*DATASET ENTRIES*:
= Beginning of Section =

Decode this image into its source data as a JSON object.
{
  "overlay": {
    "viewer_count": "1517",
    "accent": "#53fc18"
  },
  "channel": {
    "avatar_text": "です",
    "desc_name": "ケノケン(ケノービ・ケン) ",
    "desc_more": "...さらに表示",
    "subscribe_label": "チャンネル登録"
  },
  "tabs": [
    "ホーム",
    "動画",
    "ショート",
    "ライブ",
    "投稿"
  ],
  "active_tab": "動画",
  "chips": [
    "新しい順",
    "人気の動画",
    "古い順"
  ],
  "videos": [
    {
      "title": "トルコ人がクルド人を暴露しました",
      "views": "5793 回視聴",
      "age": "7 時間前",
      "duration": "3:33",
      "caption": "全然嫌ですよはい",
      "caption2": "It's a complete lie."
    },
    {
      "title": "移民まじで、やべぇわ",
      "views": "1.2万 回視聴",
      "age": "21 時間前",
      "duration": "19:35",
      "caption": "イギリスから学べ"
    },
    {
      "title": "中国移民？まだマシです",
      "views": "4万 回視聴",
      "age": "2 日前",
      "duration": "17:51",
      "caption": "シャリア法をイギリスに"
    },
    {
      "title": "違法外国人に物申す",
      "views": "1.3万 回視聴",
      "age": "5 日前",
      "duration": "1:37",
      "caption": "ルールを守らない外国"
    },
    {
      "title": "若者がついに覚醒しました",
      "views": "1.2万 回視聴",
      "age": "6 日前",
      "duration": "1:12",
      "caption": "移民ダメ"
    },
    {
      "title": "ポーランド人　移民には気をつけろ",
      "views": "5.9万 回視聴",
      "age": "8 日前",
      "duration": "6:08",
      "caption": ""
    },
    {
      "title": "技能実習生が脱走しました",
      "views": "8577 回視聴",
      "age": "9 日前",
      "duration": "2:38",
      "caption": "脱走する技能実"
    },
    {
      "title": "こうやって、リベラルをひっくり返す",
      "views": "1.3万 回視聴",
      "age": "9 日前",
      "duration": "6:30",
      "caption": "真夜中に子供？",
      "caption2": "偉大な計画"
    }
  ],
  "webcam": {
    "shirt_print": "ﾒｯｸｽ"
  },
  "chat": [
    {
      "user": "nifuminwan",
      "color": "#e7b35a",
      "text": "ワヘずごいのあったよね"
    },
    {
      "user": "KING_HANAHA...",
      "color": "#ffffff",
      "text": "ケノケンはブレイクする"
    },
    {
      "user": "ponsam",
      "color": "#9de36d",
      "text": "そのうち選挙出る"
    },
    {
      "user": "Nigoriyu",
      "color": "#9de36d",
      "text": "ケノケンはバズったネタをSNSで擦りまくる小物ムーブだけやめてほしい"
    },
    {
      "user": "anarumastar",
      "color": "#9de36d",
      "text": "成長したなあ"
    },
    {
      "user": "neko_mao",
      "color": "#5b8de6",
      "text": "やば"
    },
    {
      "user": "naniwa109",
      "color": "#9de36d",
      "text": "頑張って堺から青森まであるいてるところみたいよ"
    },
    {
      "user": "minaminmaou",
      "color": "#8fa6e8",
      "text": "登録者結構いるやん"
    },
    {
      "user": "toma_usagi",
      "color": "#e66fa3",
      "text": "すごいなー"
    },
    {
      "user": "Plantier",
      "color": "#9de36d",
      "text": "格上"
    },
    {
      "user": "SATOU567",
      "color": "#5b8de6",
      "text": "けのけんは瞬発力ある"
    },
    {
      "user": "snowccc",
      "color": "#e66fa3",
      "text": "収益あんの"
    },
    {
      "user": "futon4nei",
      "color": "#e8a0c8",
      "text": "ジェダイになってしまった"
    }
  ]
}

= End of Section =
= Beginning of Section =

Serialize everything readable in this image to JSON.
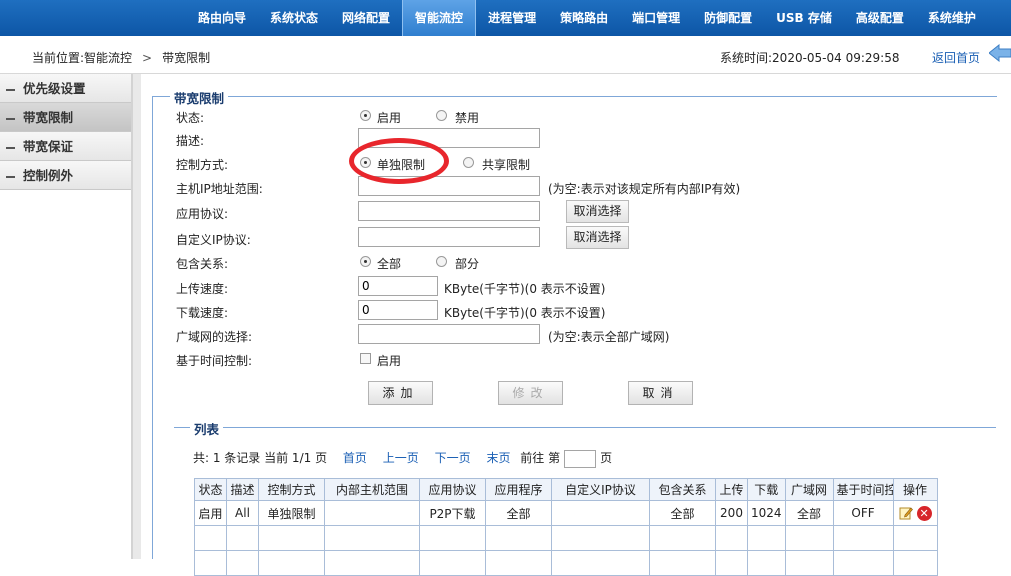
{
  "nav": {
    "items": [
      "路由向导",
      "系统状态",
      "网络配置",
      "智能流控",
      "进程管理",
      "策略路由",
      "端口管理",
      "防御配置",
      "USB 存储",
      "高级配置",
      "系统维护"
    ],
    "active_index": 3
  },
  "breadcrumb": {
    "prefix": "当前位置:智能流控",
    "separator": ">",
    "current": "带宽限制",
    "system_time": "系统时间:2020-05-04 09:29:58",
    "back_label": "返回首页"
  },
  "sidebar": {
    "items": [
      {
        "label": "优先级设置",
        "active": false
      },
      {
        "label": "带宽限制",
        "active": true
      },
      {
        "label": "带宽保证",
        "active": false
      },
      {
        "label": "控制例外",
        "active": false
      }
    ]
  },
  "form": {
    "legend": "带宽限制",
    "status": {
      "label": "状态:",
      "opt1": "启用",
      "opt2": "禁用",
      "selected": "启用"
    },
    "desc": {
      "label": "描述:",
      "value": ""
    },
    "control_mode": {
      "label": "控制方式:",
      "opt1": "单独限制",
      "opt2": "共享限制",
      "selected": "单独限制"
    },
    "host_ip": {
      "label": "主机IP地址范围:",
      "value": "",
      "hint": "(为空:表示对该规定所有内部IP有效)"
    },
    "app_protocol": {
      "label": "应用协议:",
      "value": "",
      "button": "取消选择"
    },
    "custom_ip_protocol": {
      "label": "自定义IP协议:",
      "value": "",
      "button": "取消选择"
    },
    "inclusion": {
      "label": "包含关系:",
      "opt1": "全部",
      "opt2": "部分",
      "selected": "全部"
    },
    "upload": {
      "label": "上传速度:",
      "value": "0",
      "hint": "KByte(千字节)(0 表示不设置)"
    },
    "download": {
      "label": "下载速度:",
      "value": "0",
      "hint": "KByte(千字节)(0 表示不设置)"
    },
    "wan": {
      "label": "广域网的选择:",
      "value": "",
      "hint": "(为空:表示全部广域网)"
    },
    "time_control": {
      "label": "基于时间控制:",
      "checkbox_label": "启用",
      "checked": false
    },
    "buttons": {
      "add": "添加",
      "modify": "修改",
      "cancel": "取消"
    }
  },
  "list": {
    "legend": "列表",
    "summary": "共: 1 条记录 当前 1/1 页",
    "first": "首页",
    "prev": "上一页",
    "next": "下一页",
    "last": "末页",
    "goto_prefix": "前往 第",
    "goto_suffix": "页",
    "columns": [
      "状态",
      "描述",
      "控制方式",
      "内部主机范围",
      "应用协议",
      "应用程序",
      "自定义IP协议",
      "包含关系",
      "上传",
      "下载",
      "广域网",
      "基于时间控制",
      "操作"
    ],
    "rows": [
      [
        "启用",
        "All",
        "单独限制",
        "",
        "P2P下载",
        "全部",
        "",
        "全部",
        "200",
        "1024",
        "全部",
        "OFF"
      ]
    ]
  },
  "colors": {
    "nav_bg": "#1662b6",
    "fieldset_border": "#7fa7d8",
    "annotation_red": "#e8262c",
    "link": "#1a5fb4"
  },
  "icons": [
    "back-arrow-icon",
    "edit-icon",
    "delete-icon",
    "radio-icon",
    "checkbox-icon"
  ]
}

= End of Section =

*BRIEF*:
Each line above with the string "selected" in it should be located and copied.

*RESULT OF THIS TASK*:
      "selected": "启用"
      "selected": "单独限制"
      "selected": "全部"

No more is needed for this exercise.